SupperVersity, one of my favorite blogs, just did a study recap about all the nutrition lost via potato cooking, worth reading...
@majkinetor, you must take into account that the scientists boiled the potatoes for another 10 min after microwaving (probably because you cannot microwave them without drying them out if you want to have them "thoroughly through")
The only reason I eat potatoes is to replenish glycogen. I don't feel there are enough nutrients in them compared to the antinutrients in the skins to be a net positive. So I try to cook them as long as possible to break everything down (even the starch a little) and just have a pile of quickly absorbed starch. Usually bake in the oven it grill for at least 60 minutes.
Bonus: for long days of exercise I fry mashed potatoes in a bacon fat coconut oil mix: easily digestible starch, quick burning MCTs, and long burning long chain fatty acids.
A major reason why boiling could be less damaging than microwaving is that it is going from the outside in... is is unlikely that (in a normal sized potato) the heat in the inside will ever exceed ~80° after all even the water is only ~100° ... in the microwave oven, things are different, while there is also a heat-gradient, the latter will reach much higher levels and the inside is way less "protected" than in the hot water
It would be interesting to see if they had just microwaved the taters and not boiled them after... Paul Jaminent showed that microwaving actually had the least nutrient and antioxidant leakage in a post I believe... the boiling for 10 more minutes after kinda ruins the purpose of actually studying a purely microwaved tater.
I don't have access to the full study, but here's an abstract for a 2011 on the topic of cooking three particular types of sweet potatoes:
"The effects of baking and boiling on the nutritional and antioxidant properties of three sweet potato cultivars (Beniazuma, Koganesengan, Kotobuki) cultivated in Turkey were investigated.
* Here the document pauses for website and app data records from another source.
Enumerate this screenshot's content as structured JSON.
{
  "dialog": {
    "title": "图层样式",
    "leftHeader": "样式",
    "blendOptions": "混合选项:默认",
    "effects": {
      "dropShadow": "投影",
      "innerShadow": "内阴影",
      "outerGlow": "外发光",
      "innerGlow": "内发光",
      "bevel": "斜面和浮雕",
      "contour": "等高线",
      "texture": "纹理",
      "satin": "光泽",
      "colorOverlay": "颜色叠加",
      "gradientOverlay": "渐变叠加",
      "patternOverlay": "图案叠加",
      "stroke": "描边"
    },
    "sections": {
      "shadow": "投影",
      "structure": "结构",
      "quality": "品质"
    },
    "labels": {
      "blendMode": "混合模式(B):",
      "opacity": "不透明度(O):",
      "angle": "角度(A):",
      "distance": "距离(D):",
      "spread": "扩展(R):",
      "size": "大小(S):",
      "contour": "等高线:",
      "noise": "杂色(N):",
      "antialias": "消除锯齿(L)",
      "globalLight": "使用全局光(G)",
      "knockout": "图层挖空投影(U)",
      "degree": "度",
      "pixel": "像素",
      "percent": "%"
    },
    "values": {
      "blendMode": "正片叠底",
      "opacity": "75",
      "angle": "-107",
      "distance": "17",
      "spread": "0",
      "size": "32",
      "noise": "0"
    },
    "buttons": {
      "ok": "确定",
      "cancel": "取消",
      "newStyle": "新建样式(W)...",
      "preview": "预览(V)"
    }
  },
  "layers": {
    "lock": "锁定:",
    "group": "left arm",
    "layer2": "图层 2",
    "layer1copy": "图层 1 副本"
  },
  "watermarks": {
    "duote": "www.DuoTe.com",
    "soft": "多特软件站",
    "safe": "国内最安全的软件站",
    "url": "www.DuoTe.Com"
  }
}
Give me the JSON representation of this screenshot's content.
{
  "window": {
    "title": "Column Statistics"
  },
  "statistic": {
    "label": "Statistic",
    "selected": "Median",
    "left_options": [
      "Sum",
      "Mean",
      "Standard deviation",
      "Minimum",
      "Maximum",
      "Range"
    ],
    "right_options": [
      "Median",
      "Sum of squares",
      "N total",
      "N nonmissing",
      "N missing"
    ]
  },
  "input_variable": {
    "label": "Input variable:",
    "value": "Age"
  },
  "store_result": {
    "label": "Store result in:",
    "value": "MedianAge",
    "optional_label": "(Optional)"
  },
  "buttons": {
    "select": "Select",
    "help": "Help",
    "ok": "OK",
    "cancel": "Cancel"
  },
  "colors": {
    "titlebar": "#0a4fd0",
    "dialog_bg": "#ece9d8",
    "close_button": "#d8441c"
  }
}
The samples were analyzed for proximate composition, total phenolic content, ascorbic acid, β-carotene, antiradical activity, and free sugars. The dry matter, protein, and starch contents of the sweet potatoes were significantly changed by the treatments while the ash and crude fiber contents did not differ as significantly. The β-carotene contents of baked and boiled sweet potatoes were lower than those of fresh sweet potatoes; however, the total phenolic and ascorbic acid contents of the baked and boiled sweet potatoes were higher than those of the fresh samples. Generally, the antiradical activity of the sweet potatoes increased with the treatments. Sucrose, glucose, and fructose were quantified as free sugars in all fresh sweet potatoes; however, maltose was determined in the treated samples. In terms of the analyzed parameters, there were no explicit differences among the sweet potato cultivars."
maybe an alternaitve is fermenting potatoes. I heard of traditional southamerican and ANDEN recipes of fermenting potatos.
In one video i saw peoply burry potatos under hot earth where they made a fire it was at renegadehealth when keving and annemarie werein peru visiting the Quero
I thought I'd revive this old question and post a link to my latest research on potatoes (regular vs. sweet) for all of you potato lovers and haters ;-) > The "Potato Manifesto" > Part 1 and Part 2 at the SuppVersity